In a classic case of marketer egotism, our industry has debated in the press for years when we’d hit 'the year of mobile' – as if that were a judgment call that was ours to make. In reality, it was always going to be our consumers’ decision.
And if it’s a decision for people to make with their wallets then, well, they’ve made it. The year is here – or maybe even past us, in which case many brands will have some catching up to do.
52 per cent of traffic to retail websites is coming from mobile devices and mobile commerce now accounts for 36 per cent of UK e-retail sales (and that’s actually 40 per cent for clothing and apparel).
This means pressure is mounting on brands' marketers to seriously engage with shoppers – and shopper marketing – through mobile devices, as a core element of the overall brand experience they create. Mondelēz International is one brand leading the pack, having declared a commitment to invest 10 per cent of its global marketing budget via Google mobile activations across the entire consumer journey.
The fact is, the year of mobile likely arrived several years ago, defined by behaviours that were inevitably going to be reflected in spend figures. It’s only now that many brands have realised they need to run fast to catch up to the place where shoppers and consumers have been active for many years. Marketers need to quickly understand their place in this reality and take steps to reinvent (or at least realign) their strategies to maximise the impact and benefit of mobile interaction with shoppers.
These trends drive a more critical need to get the brand experience right at the point where people become active shoppers – researching products, building shopping lists, accessing offers or making the decision to buy. If mobile is where people live, then mobile devices are where brands can live or die in the minds – and shopping carts – of consumers.

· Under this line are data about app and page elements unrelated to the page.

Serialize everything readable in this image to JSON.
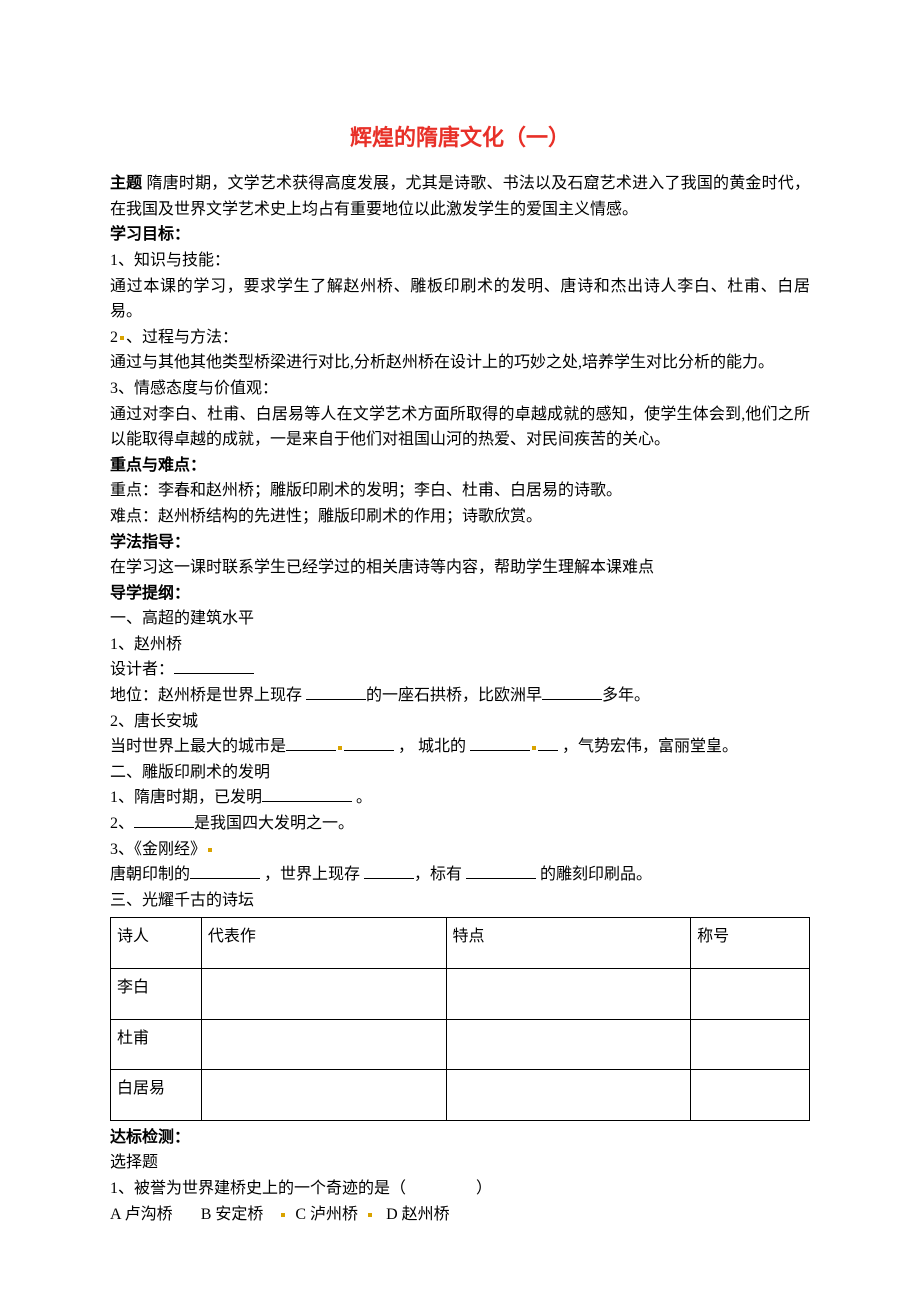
{
  "title": "辉煌的隋唐文化（一）",
  "theme_label": "主题",
  "theme_text": "  隋唐时期，文学艺术获得高度发展，尤其是诗歌、书法以及石窟艺术进入了我国的黄金时代，在我国及世界文学艺术史上均占有重要地位以此激发学生的爱国主义情感。",
  "objectives_label": "学习目标：",
  "obj1_head": "1、知识与技能：",
  "obj1_body": "通过本课的学习，要求学生了解赵州桥、雕板印刷术的发明、唐诗和杰出诗人李白、杜甫、白居易。",
  "obj2_head": "2",
  "obj2_head_tail": "、过程与方法：",
  "obj2_body": "通过与其他其他类型桥梁进行对比,分析赵州桥在设计上的巧妙之处,培养学生对比分析的能力。",
  "obj3_head": "3、情感态度与价值观：",
  "obj3_body": "通过对李白、杜甫、白居易等人在文学艺术方面所取得的卓越成就的感知，使学生体会到,他们之所以能取得卓越的成就，一是来自于他们对祖国山河的热爱、对民间疾苦的关心。",
  "keydiff_label": "重点与难点：",
  "keypoint": "重点：李春和赵州桥；雕版印刷术的发明；李白、杜甫、白居易的诗歌。",
  "difficulty": "难点：赵州桥结构的先进性；雕版印刷术的作用；诗歌欣赏。",
  "method_label": "学法指导：",
  "method_body": "在学习这一课时联系学生已经学过的相关唐诗等内容，帮助学生理解本课难点",
  "outline_label": "导学提纲：",
  "sec1": "一、高超的建筑水平",
  "s1_1": "1、赵州桥",
  "s1_1_designer_pre": "设计者：",
  "s1_1_status_a": "地位：赵州桥是世界上现存 ",
  "s1_1_status_b": "的一座石拱桥，比欧洲早",
  "s1_1_status_c": "多年。",
  "s1_2": "2、唐长安城",
  "s1_2_a": "当时世界上最大的城市是",
  "s1_2_b": " ， 城北的 ",
  "s1_2_c": " ，气势宏伟，富丽堂皇。",
  "sec2": "二、雕版印刷术的发明",
  "s2_1_a": "1、隋唐时期，已发明",
  "s2_1_b": " 。",
  "s2_2_a": "2、",
  "s2_2_b": "是我国四大发明之一。",
  "s2_3_a": "3、《金刚经》",
  "s2_3_b_a": "唐朝印制的",
  "s2_3_b_b": " ，世界上现存 ",
  "s2_3_b_c": "，标有 ",
  "s2_3_b_d": " 的雕刻印刷品。",
  "sec3": "三、光耀千古的诗坛",
  "table": {
    "th": [
      "诗人",
      "代表作",
      "特点",
      "称号"
    ],
    "rows": [
      "李白",
      "杜甫",
      "白居易"
    ]
  },
  "test_label": "达标检测：",
  "test_type": "选择题",
  "q1": "1、被誉为世界建桥史上的一个奇迹的是（",
  "q1_end": "）",
  "q1_opts": {
    "a": "A 卢沟桥",
    "b": "B 安定桥",
    "c": "C 泸州桥",
    "d": "D 赵州桥"
  }
}
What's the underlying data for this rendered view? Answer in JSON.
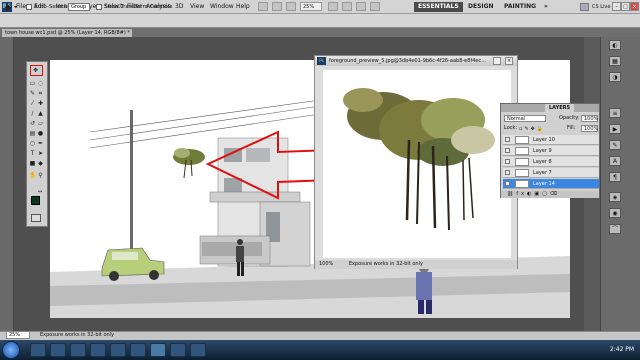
{
  "menubar": {
    "logo": "PS",
    "items": [
      "File",
      "Edit",
      "Image",
      "Layer",
      "Select",
      "Filter",
      "Analysis",
      "3D",
      "View",
      "Window",
      "Help"
    ],
    "zoom": "25%",
    "workspaces": [
      "ESSENTIALS",
      "DESIGN",
      "PAINTING"
    ],
    "more": "»",
    "cs_live": "CS Live"
  },
  "options": {
    "auto_select_label": "Auto-Select:",
    "auto_select_value": "Group",
    "transform_label": "Show Transform Controls"
  },
  "document": {
    "tab_title": "town house wc1.psd @ 25% (Layer 14, RGB/8#) *"
  },
  "secondary_doc": {
    "title": "foreground_preview_5.jpg@3db4e01-9b6c-4f26-aab8-e8f4ec...",
    "zoom": "100%",
    "status": "Exposure works in 32-bit only"
  },
  "layers_panel": {
    "tab": "LAYERS",
    "blend_mode": "Normal",
    "opacity_label": "Opacity:",
    "opacity_value": "100%",
    "lock_label": "Lock:",
    "fill_label": "Fill:",
    "fill_value": "100%",
    "layers": [
      {
        "name": "Layer 10",
        "selected": false
      },
      {
        "name": "Layer 9",
        "selected": false
      },
      {
        "name": "Layer 8",
        "selected": false
      },
      {
        "name": "Layer 7",
        "selected": false
      },
      {
        "name": "Layer 14",
        "selected": true
      }
    ]
  },
  "statusbar": {
    "zoom": "25%",
    "text": "Exposure works in 32-bit only"
  },
  "taskbar": {
    "time": "2:42 PM"
  },
  "colors": {
    "highlight_red": "#e01010",
    "layer_selected": "#3a86e0",
    "foreground_color": "#0a3a1a"
  }
}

The shopper marketing industry is working to meet this change head on. 2014’s Shopper Marketing Expo in Minneapolis saw more than 50 per cent of exhibitors bring state-of-the-art digital touch points: digital incentives, mobile platforms, retail media, beacon technology and hyper-local targeting capabilities. The mobile wind of change has already blown through the shopping process.
If 'mobile first' is reality (and again, the people have already decided this) then brands who don’t embrace modern shopping behaviour and shopper marketing as fundamental components of the brand-building process are in serious danger of being left on the shelf.
So how do you build, or rebuild, the right way? Here are three immediate actions you can take to correct your course.
Audit what mobile tools are out there, how they are used, by whom and where along the shopping journey. These are the basics. Every brand serious about delivering a brand experience, wherever it meets consumers, must have this knowledge ingrained in its DNA. This isn’t an add-on; it’s your business foundation.
Understand the relationship between physical (traditional big box) and digital (e-commerce, m-commerce). Shoppers don’t see a divide, they just go where it’s most convenient for them. If you have a divide in your business model, cut it out.
Reorganise, because the days of brand teams, digital specialists and customer marketing professionals working in isolation are over. Retailers need strong brands supporting their businesses, bringing innovation and leading categories. And shoppers want brands that connect to them on their terms, and relate to their needs and lifestyle. Seamless physical/digital experience is now fundamental, and should sit at the core of marketing planning.
P&G (which spends more than $500m annually on shopper marketing) is outwardly demonstrating that its mobile shopper focus has accelerated to keep pace with the boom. For example, its brands have recently collaborated with Walmart to bring QR code-driven shopping on-the-go, to where shoppers can scan posters in their daily environment to order and purchase products from the retailer.
An earlier P&G mobile offering was the 'My Beauty Advisor' app, which came from the knowledge that the hair and skin care category was one where shoppers spend significant time looking for information. The app allowed users to gather information, read and write reviews, get personalised advice and utilise a bar code scanning function to in store.
Enhancing the purchase experience along these lines and personalising people's relationships with the brand leads to loyalty, advocacy and ultimately value.
Brands must recognise now that every element of the consumer and shopper experience has an impact on brand value. Get it wrong and you fail. Get it wrong in an area where 52 per cent of sales are conducted, and lose 52 per cent of your opportunities.
Capitalizing on the new market doesn’t necessitate incremental change. This is fundamental, and a 'brand selfie' or a 30-second Super Bowl advertisement on its own cannot seamlessly connect your consumer to your brand in the shopping arena.
If you want sales, get it right at the register. If the register is in their pocket, reinvent your brand so that you’re what they turn to when they’re out there living their lives.
John Saxon is shopper marketing director, EMEA at Momentum Worldwide